PHOENIX — Want to fly, work, or attend that long-awaited concert? It could soon depend on whether you’ve gotten a COVID vaccine. However, some lawmakers in Arizona want to take power away from businesses to refuse service if someone isn’t vaccinated. A bill heading to the state House floor takes aim at the issue.
“If a mandate gets passed that says you cannot refuse business to folks that are not wearing a mask or are not vaccinated, I don’t think businesses are going to be happy to comply with that,” said Employment Attorney Joshua Black.
Black is an employment attorney and expects the law to be challenged, if passed. Framed as protection for employees and patrons, the Republican-backed bill would allow employees to refuse to get the COVID vaccine even if required by their employer. It would also prohibit businesses like large venues or airlines from requiring proof of vaccination for entry.
“I’m somebody that has a respect for an individual to choose whether or not they want to inject something into their body,” said State Rep Bret Roberts (R) LD11.
Representative Roberts is sponsoring the bill. The subject is making headlines after President Biden’s administration said it’s working on creating standards for people to prove they have been vaccinated against COVID-19.
“I don’t think it’s right for a business to basically have the capability of refusing service to individuals and having them participate in commerce and things of that nature simply because they choose not to do so,” said Roberts.
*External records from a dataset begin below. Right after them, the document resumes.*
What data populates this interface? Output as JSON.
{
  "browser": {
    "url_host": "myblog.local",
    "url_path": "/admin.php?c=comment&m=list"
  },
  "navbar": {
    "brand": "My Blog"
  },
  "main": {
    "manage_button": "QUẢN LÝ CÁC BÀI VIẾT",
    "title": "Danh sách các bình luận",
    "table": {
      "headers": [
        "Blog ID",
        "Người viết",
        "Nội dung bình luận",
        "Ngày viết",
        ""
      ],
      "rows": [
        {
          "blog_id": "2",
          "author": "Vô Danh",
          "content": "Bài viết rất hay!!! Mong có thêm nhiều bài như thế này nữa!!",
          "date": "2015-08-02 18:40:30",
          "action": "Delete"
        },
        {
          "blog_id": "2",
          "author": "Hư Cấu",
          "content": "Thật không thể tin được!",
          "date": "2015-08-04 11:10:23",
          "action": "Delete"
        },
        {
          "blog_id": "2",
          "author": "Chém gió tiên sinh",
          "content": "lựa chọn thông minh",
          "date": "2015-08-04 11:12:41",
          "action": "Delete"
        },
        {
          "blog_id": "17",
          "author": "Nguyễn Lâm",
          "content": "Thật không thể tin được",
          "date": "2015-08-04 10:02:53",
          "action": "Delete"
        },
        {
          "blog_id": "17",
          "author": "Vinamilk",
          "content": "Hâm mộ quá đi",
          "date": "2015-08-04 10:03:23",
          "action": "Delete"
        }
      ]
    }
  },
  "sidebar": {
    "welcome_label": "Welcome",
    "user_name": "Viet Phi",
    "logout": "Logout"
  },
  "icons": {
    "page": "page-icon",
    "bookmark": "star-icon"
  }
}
Right now, the public seems to be split on the issue.
“If they make it mandatory, like I mean masks are mandatory and we have to wear it so if they did make it mandatory and we had to get a vaccine to travel that’s what we have to do, have to follow the rules,” said one woman.
“No one's asking me if I got a flu shot to go get a McDouble at McDonald's, so, I don’t see why it would be any different with COVID,” said another man.
Other state reps like Tony Navarrete say the same people who are backing this bill to take away business rights, also supported giving them the rights to refusing service to people in the LGBTQ community. It all seems to point to a long debate ahead and one that may turn partisan quickly.
“It seems more politically motivated than actually concerned about the liberty of either employees or companies,” said Black.